time. Anyway - so far, so good.
Looking at a few of the other metrics, I can see that System.Private.CoreLib has a whole load of issues according to this tool. By clicking on the number next to the labels, you can drill into the results on a separate panel. I found that being able to focus on just Critical and Fail violations quite handy, and imagine it would be useful if you were going to target specific
This panel allows you to drill further into each rule violation, and tell you exactly where in your code this was found. In fact, by expanding and hovering over the item, you get even more information in the form of a popup tooltip. By double-clicking the line, it will even take you to the right file in your editor (I imagine this uses some sort of PDB magic). I won’t delve too much more into this, but judging from the code - it looks like Microsoft isn’t running as tight a ship as I once thought.
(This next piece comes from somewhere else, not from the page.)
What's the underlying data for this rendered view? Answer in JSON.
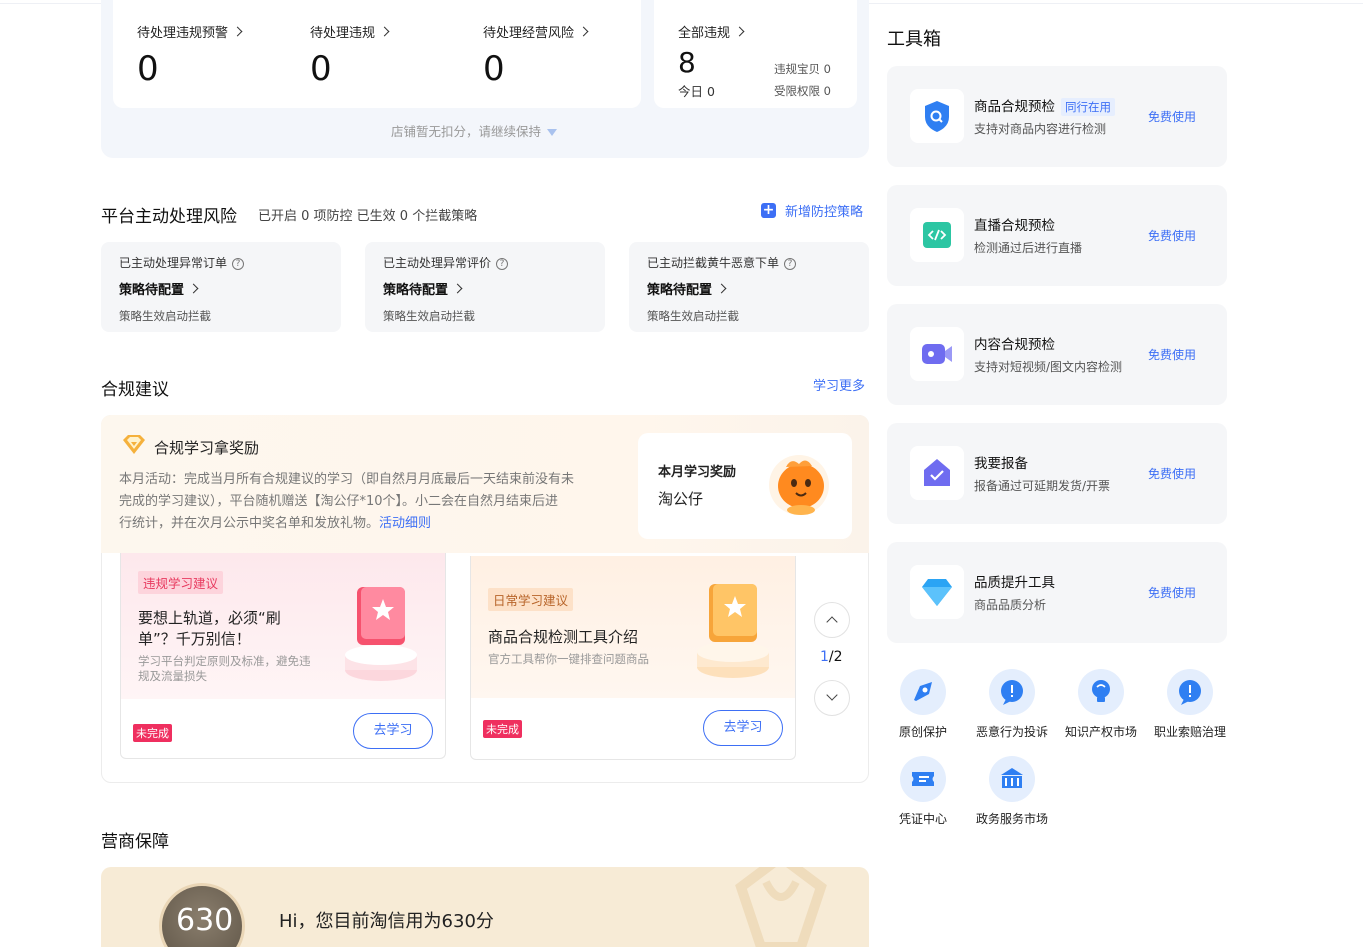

NDepend comes with a dependency graph implementation. It’s nothing special, but neat to have bundled in with the extension. You can see from the picture below that it’s not particularly great when visualising large libraries, but I imagine it would be fine on your average enterprise application.
It has the usual functionality, like double-clicking on a component to make it the centre of the universe, with caller/callee dependencies from it’s perspective. One of the cooler features is to be able to right-click and jump to source. I also like the infinite zoom functionality, and can only imagine what a headache it was to get the vector graphics and spline implementation to work.
A much cooler feature is the built in dependecy matrix. Whilst the graph is a good visual representation, the matrix allows a much more precise drilldown through namespace / class / method. This is good if you know exactly what you are looking for. It will also tell you the amount of dependencies and references, and allows you to jump to the relevant place in your visual dependency graph.
The coolest part of NDepend for me, was being able to see how the tool works by going through the Queries and Rules explorer. Each rule is written in a Linq like language dubbed CQLinq. There is the ability to edit the existing rules to suit your needs, or add new ones if you have specific requirements for your code quality. Anyone who knows me will know that I love config driven software, and this is no exception.
You have the ability to create rule groups, assign matching criteria, criticality, and debt metrics. It even seems to re-evalutate on the fly once rules are changed. Even though I got this tool for free, it feels like they’ve bundled in a free gift with infinitely extensible software.
I should note that there are other features of this tool that are bundled in such as a Code Metrics view (basically a TreeMap with size corresponding to number of lines of code). It can also generate reports with the same information as the Dashboard - which is probably useful if you run the tool as part of your Azure / TFS build pipeline. You can even get different flavours of the tool to integrate with the CI/CD tool of your choice (Jenkin, Bamboo, TeamCity, etc).
Trialling this tool on Microsoft’s .NET Core source code was probably not the smartest thing to do, but it certainly demonstrated that the tool is performant even on the largest of libraries. I can see that when used appropriately, it will give positive steer to your code quality. By catching these issue early, you end up with a high quality code base that is hopefully easier to maintain in the future. It should also simplify your code somewhat, and make it easier to catch those bugs that are hard to track down. Now if only I hadn’t just taken a job as an R / Python developer…